### What the task asks:
Restate every line below word for word, but drop each picture.

### Exercise data:

== Segment start ==

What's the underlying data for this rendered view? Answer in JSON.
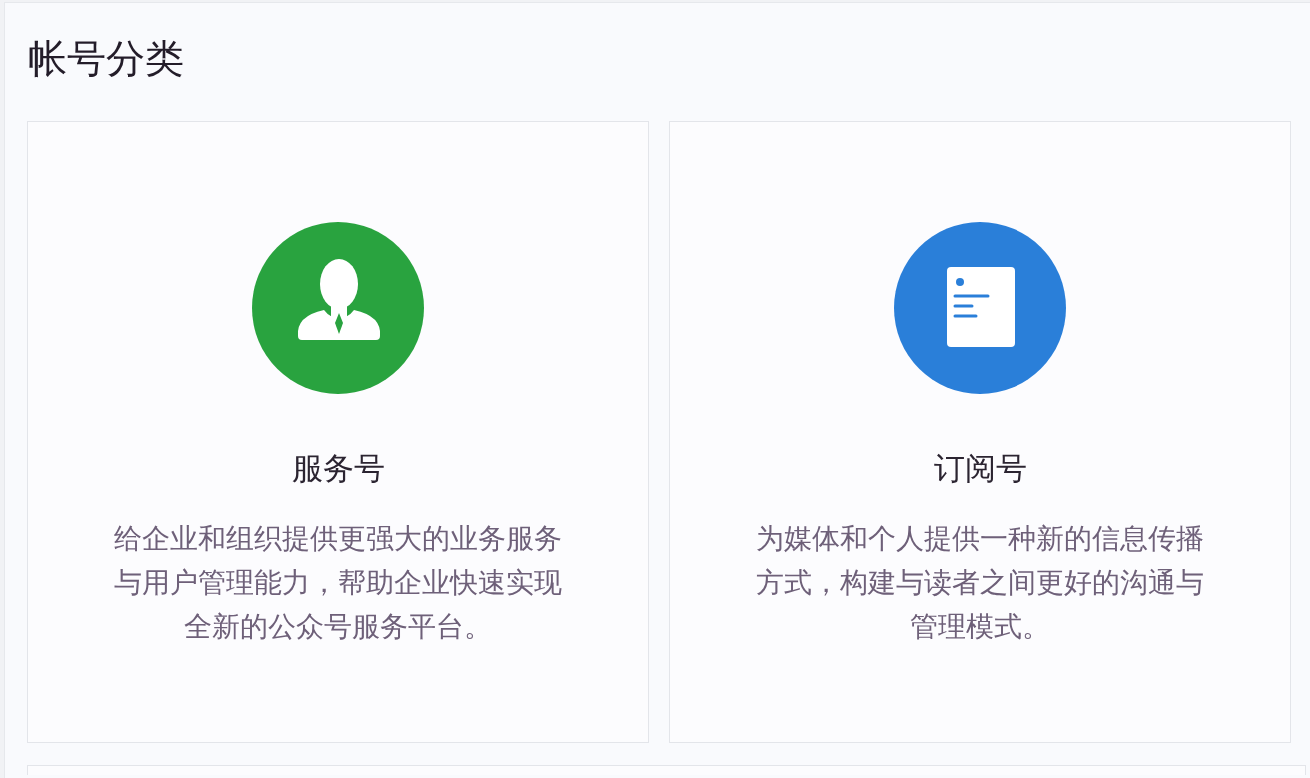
{
  "page": {
    "title": "帐号分类"
  },
  "cards": [
    {
      "kind": "service",
      "color": "#29a33f",
      "title": "服务号",
      "description": "给企业和组织提供更强大的业务服务与用户管理能力，帮助企业快速实现全新的公众号服务平台。"
    },
    {
      "kind": "subscription",
      "color": "#2a7fd9",
      "title": "订阅号",
      "description": "为媒体和个人提供一种新的信息传播方式，构建与读者之间更好的沟通与管理模式。"
    }
  ]
}
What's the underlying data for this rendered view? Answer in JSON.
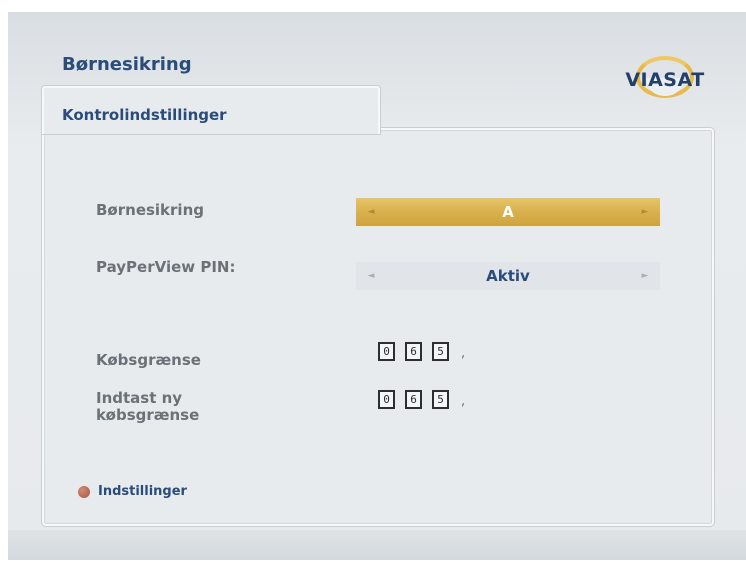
{
  "header": {
    "title": "Børnesikring",
    "logo_text": "VIASAT"
  },
  "tab": {
    "label": "Kontrolindstillinger"
  },
  "settings": {
    "parental_lock": {
      "label": "Børnesikring",
      "value": "A",
      "left_arrow": "◄",
      "right_arrow": "►"
    },
    "ppv_pin": {
      "label": "PayPerView PIN:",
      "value": "Aktiv",
      "left_arrow": "◄",
      "right_arrow": "►"
    },
    "purchase_limit": {
      "label": "Købsgrænse",
      "digits": [
        "0",
        "6",
        "5"
      ],
      "separator": ","
    },
    "new_purchase_limit": {
      "label_line1": "Indtast ny",
      "label_line2": "købsgrænse",
      "digits": [
        "0",
        "6",
        "5"
      ],
      "separator": ","
    }
  },
  "footer": {
    "hint_label": "Indstillinger",
    "hint_color": "#b05a44"
  },
  "colors": {
    "accent_gold": "#d9b04c",
    "title_blue": "#2a4c7a",
    "label_gray": "#6b7277"
  }
}
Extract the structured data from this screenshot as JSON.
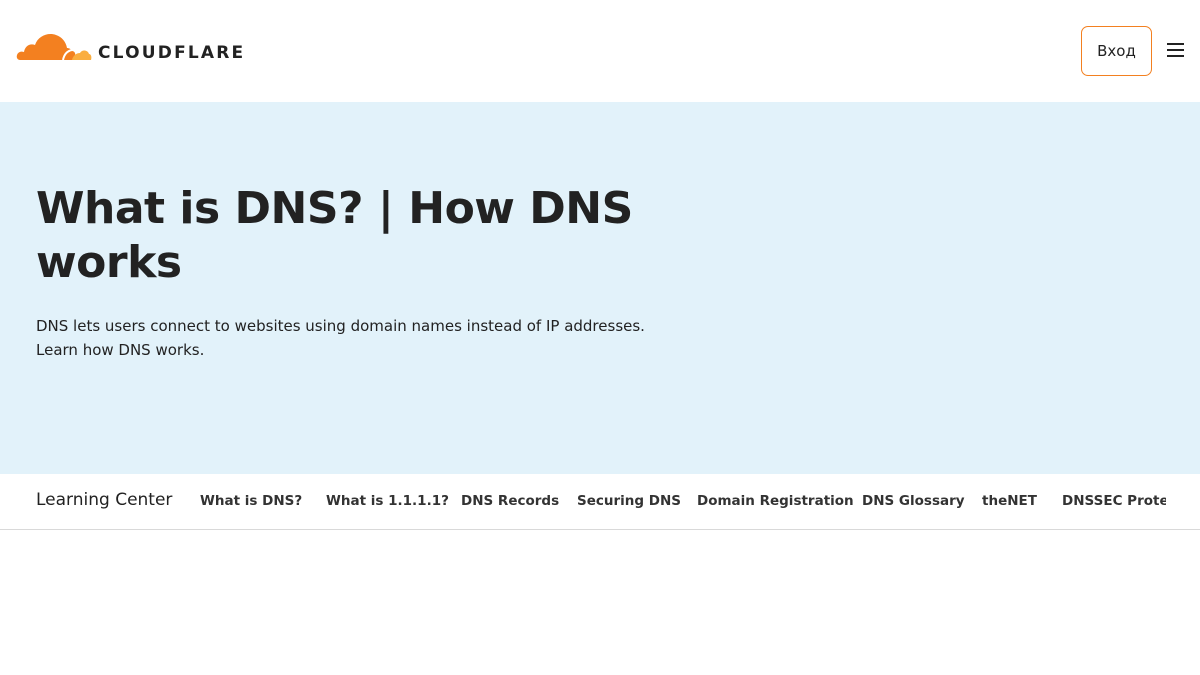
{
  "header": {
    "logo_text": "CLOUDFLARE",
    "login_label": "Вход",
    "menu_icon": "hamburger-menu-icon"
  },
  "hero": {
    "title": "What is DNS? | How DNS works",
    "description": "DNS lets users connect to websites using domain names instead of IP addresses. Learn how DNS works."
  },
  "subnav": {
    "title": "Learning Center",
    "items": [
      {
        "label": "What is DNS?"
      },
      {
        "label": "What is 1.1.1.1?"
      },
      {
        "label": "DNS Records"
      },
      {
        "label": "Securing DNS"
      },
      {
        "label": "Domain Registration"
      },
      {
        "label": "DNS Glossary"
      },
      {
        "label": "theNET"
      },
      {
        "label": "DNSSEC Protect"
      }
    ]
  },
  "colors": {
    "brand_orange": "#f38020",
    "brand_orange_light": "#faae40",
    "hero_bg": "#e2f2fa"
  }
}
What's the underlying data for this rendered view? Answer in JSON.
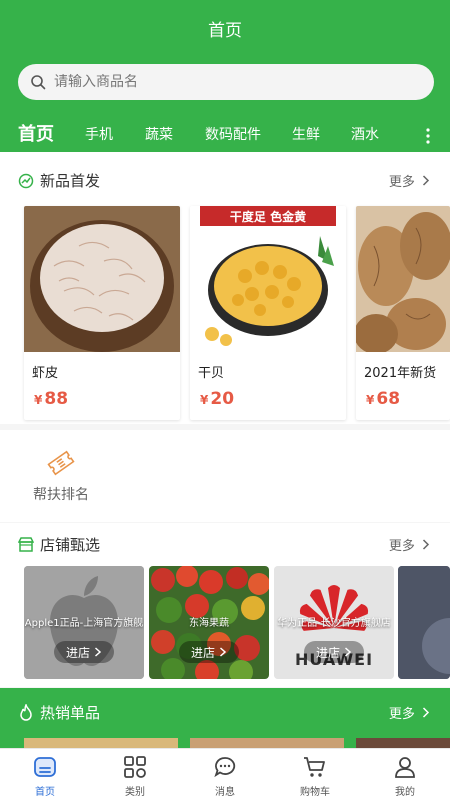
{
  "header": {
    "title": "首页"
  },
  "search": {
    "placeholder": "请输入商品名"
  },
  "tabs": [
    "首页",
    "手机",
    "蔬菜",
    "数码配件",
    "生鲜",
    "酒水"
  ],
  "new_products": {
    "title": "新品首发",
    "more": "更多",
    "items": [
      {
        "name": "虾皮",
        "currency": "¥",
        "price": "88"
      },
      {
        "name": "干贝",
        "currency": "¥",
        "price": "20",
        "banner": "干度足 色金黄"
      },
      {
        "name": "2021年新货",
        "currency": "¥",
        "price": "68"
      }
    ]
  },
  "ranking": {
    "label": "帮扶排名"
  },
  "shops": {
    "title": "店铺甄选",
    "more": "更多",
    "items": [
      {
        "name": "Apple1正品-上海官方旗舰",
        "enter": "进店"
      },
      {
        "name": "东海果蔬",
        "enter": "进店"
      },
      {
        "name": "华为正品-长沙官方旗舰店",
        "enter": "进店",
        "logo_text": "HUAWEI"
      }
    ]
  },
  "hot": {
    "title": "热销单品",
    "more": "更多"
  },
  "tabbar": {
    "items": [
      {
        "label": "首页",
        "icon": "home-icon"
      },
      {
        "label": "类别",
        "icon": "category-icon"
      },
      {
        "label": "消息",
        "icon": "message-icon"
      },
      {
        "label": "购物车",
        "icon": "cart-icon"
      },
      {
        "label": "我的",
        "icon": "profile-icon"
      }
    ]
  },
  "colors": {
    "primary": "#36b24a",
    "price": "#e65a45",
    "active_tab": "#2f6fd6"
  }
}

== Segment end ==

### Exercise output:
What's the underlying data for this rendered view? Answer in JSON.
{
  "page": {
    "title": "帐号分类"
  },
  "cards": [
    {
      "kind": "service",
      "color": "#29a33f",
      "title": "服务号",
      "description": "给企业和组织提供更强大的业务服务与用户管理能力，帮助企业快速实现全新的公众号服务平台。"
    },
    {
      "kind": "subscription",
      "color": "#2a7fd9",
      "title": "订阅号",
      "description": "为媒体和个人提供一种新的信息传播方式，构建与读者之间更好的沟通与管理模式。"
    }
  ]
}
What's the underlying data for this rendered view? Answer in JSON.
{
  "header": {
    "title": "Børnesikring",
    "logo_text": "VIASAT"
  },
  "tab": {
    "label": "Kontrolindstillinger"
  },
  "settings": {
    "parental_lock": {
      "label": "Børnesikring",
      "value": "A",
      "left_arrow": "◄",
      "right_arrow": "►"
    },
    "ppv_pin": {
      "label": "PayPerView PIN:",
      "value": "Aktiv",
      "left_arrow": "◄",
      "right_arrow": "►"
    },
    "purchase_limit": {
      "label": "Købsgrænse",
      "digits": [
        "0",
        "6",
        "5"
      ],
      "separator": ","
    },
    "new_purchase_limit": {
      "label_line1": "Indtast ny",
      "label_line2": "købsgrænse",
      "digits": [
        "0",
        "6",
        "5"
      ],
      "separator": ","
    }
  },
  "footer": {
    "hint_label": "Indstillinger",
    "hint_color": "#b05a44"
  },
  "colors": {
    "accent_gold": "#d9b04c",
    "title_blue": "#2a4c7a",
    "label_gray": "#6b7277"
  }
}
Extract the structured data from this screenshot as JSON.
{
  "header": {
    "logo_text": "CLOUDFLARE",
    "login_label": "Вход",
    "menu_icon": "hamburger-menu-icon"
  },
  "hero": {
    "title": "What is DNS? | How DNS works",
    "description": "DNS lets users connect to websites using domain names instead of IP addresses. Learn how DNS works."
  },
  "subnav": {
    "title": "Learning Center",
    "items": [
      {
        "label": "What is DNS?"
      },
      {
        "label": "What is 1.1.1.1?"
      },
      {
        "label": "DNS Records"
      },
      {
        "label": "Securing DNS"
      },
      {
        "label": "Domain Registration"
      },
      {
        "label": "DNS Glossary"
      },
      {
        "label": "theNET"
      },
      {
        "label": "DNSSEC Protect"
      }
    ]
  },
  "colors": {
    "brand_orange": "#f38020",
    "brand_orange_light": "#faae40",
    "hero_bg": "#e2f2fa"
  }
}
What's the underlying data for this rendered view? Answer in JSON.
{
  "header": {
    "title": "首页"
  },
  "search": {
    "placeholder": "请输入商品名"
  },
  "tabs": [
    "首页",
    "手机",
    "蔬菜",
    "数码配件",
    "生鲜",
    "酒水"
  ],
  "new_products": {
    "title": "新品首发",
    "more": "更多",
    "items": [
      {
        "name": "虾皮",
        "currency": "¥",
        "price": "88"
      },
      {
        "name": "干贝",
        "currency": "¥",
        "price": "20",
        "banner": "干度足 色金黄"
      },
      {
        "name": "2021年新货",
        "currency": "¥",
        "price": "68"
      }
    ]
  },
  "ranking": {
    "label": "帮扶排名"
  },
  "shops": {
    "title": "店铺甄选",
    "more": "更多",
    "items": [
      {
        "name": "Apple1正品-上海官方旗舰",
        "enter": "进店"
      },
      {
        "name": "东海果蔬",
        "enter": "进店"
      },
      {
        "name": "华为正品-长沙官方旗舰店",
        "enter": "进店",
        "logo_text": "HUAWEI"
      }
    ]
  },
  "hot": {
    "title": "热销单品",
    "more": "更多"
  },
  "tabbar": {
    "items": [
      {
        "label": "首页",
        "icon": "home-icon"
      },
      {
        "label": "类别",
        "icon": "category-icon"
      },
      {
        "label": "消息",
        "icon": "message-icon"
      },
      {
        "label": "购物车",
        "icon": "cart-icon"
      },
      {
        "label": "我的",
        "icon": "profile-icon"
      }
    ]
  },
  "colors": {
    "primary": "#36b24a",
    "price": "#e65a45",
    "active_tab": "#2f6fd6"
  }
}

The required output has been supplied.